When it comes to choosing mountain bike shoes, three things guide my selection: Price, cost and expense.
OK, the criteria are actually price, fit and — yes I admit — aesthetics. OK, and durability, but that takes a lot of use and abuse to determine. Once gained, however, that information is something you’ll take along on your next trip to spend your hard-earned dough.
Pearl Izumi’s Race MTB shoe met my initial criteria: At a MSRP of $135, the shoe isn’t dirt cheap, yet it isn’t on the crazy end of the expense spectrum. Once on my size 45 dogs it was immediately clear that the fit was good enough to give the shoes a go. As far as looks, which are in the eye of the beholder, the Race MTB is just my style — non-flash black.
Venturing over the $100 price point for shoes is difficult for some people. But the old saying is true: You get what you pay for. At $135, the Race MTB offers what most shoes at higher price points do yet without breaking the bank.

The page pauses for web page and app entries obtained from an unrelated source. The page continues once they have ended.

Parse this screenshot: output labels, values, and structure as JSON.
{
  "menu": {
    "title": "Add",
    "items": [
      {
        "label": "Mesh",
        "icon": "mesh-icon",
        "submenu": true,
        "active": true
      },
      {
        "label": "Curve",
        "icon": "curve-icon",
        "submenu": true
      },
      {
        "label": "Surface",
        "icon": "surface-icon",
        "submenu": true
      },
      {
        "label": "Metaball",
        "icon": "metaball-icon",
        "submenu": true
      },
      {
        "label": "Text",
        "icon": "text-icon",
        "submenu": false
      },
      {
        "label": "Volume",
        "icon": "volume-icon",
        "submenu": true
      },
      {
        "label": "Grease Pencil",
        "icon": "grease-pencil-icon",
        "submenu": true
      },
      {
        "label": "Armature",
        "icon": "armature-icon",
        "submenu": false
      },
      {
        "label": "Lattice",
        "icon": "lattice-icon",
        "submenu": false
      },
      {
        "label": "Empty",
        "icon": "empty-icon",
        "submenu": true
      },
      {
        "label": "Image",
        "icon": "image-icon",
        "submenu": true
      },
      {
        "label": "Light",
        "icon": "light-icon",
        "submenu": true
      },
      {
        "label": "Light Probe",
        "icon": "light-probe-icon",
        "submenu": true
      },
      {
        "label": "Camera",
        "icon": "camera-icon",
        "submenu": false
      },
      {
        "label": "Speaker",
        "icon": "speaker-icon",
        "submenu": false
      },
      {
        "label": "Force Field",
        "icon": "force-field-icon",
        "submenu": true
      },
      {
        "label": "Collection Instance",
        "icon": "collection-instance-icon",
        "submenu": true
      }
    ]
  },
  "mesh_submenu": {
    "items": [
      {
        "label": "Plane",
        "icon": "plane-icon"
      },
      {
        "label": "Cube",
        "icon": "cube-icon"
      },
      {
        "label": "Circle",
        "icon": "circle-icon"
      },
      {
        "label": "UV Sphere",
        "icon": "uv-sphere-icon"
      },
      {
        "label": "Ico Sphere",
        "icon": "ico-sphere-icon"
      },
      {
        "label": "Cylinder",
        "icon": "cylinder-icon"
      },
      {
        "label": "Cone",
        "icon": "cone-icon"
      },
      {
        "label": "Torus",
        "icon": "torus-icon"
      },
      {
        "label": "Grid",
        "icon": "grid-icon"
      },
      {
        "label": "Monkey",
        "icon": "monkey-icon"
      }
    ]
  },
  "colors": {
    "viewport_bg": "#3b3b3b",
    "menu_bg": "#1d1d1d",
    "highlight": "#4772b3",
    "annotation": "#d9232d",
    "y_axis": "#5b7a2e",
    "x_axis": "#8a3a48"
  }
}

A sturdy ratchet buckle system is paired with two hook-and-loop straps that are set to follow the natural rise of your foot when tightened down. Pearl Izumi designers say the slightly angled straps will help eliminate hot spots and remove pressure from the instep. The buckle’s mounting plate is also adjustable, further allowing you to tailor the shoe’s fit to your foot.
What helps keep the price down on the Race MTB is that Pearl Izumi left the carbon soles in their more expensive shoes. And that’s just fine with me, as the nylon-composite fiber plate sole is plenty stiff yet forgiving when hoofing it and still fairly light. The Race MTB weighs in at 374 grams for a size 43 (9.5). To compare, Mavic’s Fury, those yellow MTB shoes you’ve likely seen on the feet of top pros, weigh 350 grams (43/9.5) yet cost around $300 (and did I mention they are yellow?).
As noted earlier, when I first slipped my foot into the Race MTB it felt good. If you have wide feet like I do, you’ve undoubtedly wedged your dogs into too many pairs of narrow cycling shoes to count. The accommodating wide-foot fit made for a roomy toe box yet heel movement was negligible without having to strap and buckle everything to a foot-numbing maximum.
What sold me on the Race MTB, however, was that pretty much out of the box I wore them in a 30-mile race and I didn’t even think about my feet. In my book, that speaks volumes about a brand new pair of shoes.
The shoe is lugged aggressively enough and with Time ATAC cleats I had no problems walking. My only beef is that when clipped in and riding, the ratchet lever used to tighten the upper foot strap is a bit small, making it difficult to get a hold of and make an adjustment on the fly.
If you are a minimalist, this isn’t the shoe for you. But if an affordable shoe that doesn’t take months of agonizing rides to break in is of interest, the Race MTB is one to consider.